### Task description
Take the entries below and print all of them exactly, please.

### Dataset content

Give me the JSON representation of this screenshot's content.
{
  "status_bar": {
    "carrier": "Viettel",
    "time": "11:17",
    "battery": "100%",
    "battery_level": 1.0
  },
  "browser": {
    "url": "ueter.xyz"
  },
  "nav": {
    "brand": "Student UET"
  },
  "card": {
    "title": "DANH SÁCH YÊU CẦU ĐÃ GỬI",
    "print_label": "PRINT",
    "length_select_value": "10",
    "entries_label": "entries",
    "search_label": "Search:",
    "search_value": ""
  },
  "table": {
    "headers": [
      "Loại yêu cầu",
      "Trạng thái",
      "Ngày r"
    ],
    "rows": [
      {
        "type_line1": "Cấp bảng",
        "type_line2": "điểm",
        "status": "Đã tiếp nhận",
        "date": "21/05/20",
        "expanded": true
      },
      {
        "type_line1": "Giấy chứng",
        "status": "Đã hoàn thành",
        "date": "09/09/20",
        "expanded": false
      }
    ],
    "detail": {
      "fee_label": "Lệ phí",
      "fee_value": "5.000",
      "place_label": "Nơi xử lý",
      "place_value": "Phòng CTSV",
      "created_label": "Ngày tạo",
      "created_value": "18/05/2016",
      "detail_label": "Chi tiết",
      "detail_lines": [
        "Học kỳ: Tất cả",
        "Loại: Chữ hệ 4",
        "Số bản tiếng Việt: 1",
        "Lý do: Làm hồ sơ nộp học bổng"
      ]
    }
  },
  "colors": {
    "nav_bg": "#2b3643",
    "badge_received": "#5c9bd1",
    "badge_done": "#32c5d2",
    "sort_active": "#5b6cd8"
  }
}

### Response to this exercise
Give me the JSON representation of this screenshot's content.
{
  "status_bar": {
    "carrier": "Viettel",
    "time": "11:17",
    "battery": "100%",
    "battery_level": 1.0
  },
  "browser": {
    "url": "ueter.xyz"
  },
  "nav": {
    "brand": "Student UET"
  },
  "card": {
    "title": "DANH SÁCH YÊU CẦU ĐÃ GỬI",
    "print_label": "PRINT",
    "length_select_value": "10",
    "entries_label": "entries",
    "search_label": "Search:",
    "search_value": ""
  },
  "table": {
    "headers": [
      "Loại yêu cầu",
      "Trạng thái",
      "Ngày r"
    ],
    "rows": [
      {
        "type_line1": "Cấp bảng",
        "type_line2": "điểm",
        "status": "Đã tiếp nhận",
        "date": "21/05/20",
        "expanded": true
      },
      {
        "type_line1": "Giấy chứng",
        "status": "Đã hoàn thành",
        "date": "09/09/20",
        "expanded": false
      }
    ],
    "detail": {
      "fee_label": "Lệ phí",
      "fee_value": "5.000",
      "place_label": "Nơi xử lý",
      "place_value": "Phòng CTSV",
      "created_label": "Ngày tạo",
      "created_value": "18/05/2016",
      "detail_label": "Chi tiết",
      "detail_lines": [
        "Học kỳ: Tất cả",
        "Loại: Chữ hệ 4",
        "Số bản tiếng Việt: 1",
        "Lý do: Làm hồ sơ nộp học bổng"
      ]
    }
  },
  "colors": {
    "nav_bg": "#2b3643",
    "badge_received": "#5c9bd1",
    "badge_done": "#32c5d2",
    "sort_active": "#5b6cd8"
  }
}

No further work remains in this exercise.